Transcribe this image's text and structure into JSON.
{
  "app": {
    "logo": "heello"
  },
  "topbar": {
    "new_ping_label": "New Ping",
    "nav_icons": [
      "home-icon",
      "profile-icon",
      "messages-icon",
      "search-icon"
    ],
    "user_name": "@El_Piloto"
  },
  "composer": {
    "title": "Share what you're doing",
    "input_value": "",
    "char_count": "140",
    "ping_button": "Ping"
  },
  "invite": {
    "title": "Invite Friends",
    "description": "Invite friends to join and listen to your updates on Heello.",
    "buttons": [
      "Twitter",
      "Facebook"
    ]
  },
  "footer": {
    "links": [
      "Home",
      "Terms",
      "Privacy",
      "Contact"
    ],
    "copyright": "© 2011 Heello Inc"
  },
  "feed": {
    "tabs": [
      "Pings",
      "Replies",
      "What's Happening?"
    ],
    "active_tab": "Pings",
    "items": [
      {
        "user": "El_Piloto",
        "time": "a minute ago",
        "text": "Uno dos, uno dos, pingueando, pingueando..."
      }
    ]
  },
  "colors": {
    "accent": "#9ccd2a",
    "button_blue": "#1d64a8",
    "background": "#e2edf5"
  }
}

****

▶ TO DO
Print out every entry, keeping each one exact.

▶ REPLY TO THE EXERCISE
Transcribe this image's text and structure into JSON.
{
  "app": {
    "logo": "heello"
  },
  "topbar": {
    "new_ping_label": "New Ping",
    "nav_icons": [
      "home-icon",
      "profile-icon",
      "messages-icon",
      "search-icon"
    ],
    "user_name": "@El_Piloto"
  },
  "composer": {
    "title": "Share what you're doing",
    "input_value": "",
    "char_count": "140",
    "ping_button": "Ping"
  },
  "invite": {
    "title": "Invite Friends",
    "description": "Invite friends to join and listen to your updates on Heello.",
    "buttons": [
      "Twitter",
      "Facebook"
    ]
  },
  "footer": {
    "links": [
      "Home",
      "Terms",
      "Privacy",
      "Contact"
    ],
    "copyright": "© 2011 Heello Inc"
  },
  "feed": {
    "tabs": [
      "Pings",
      "Replies",
      "What's Happening?"
    ],
    "active_tab": "Pings",
    "items": [
      {
        "user": "El_Piloto",
        "time": "a minute ago",
        "text": "Uno dos, uno dos, pingueando, pingueando..."
      }
    ]
  },
  "colors": {
    "accent": "#9ccd2a",
    "button_blue": "#1d64a8",
    "background": "#e2edf5"
  }
}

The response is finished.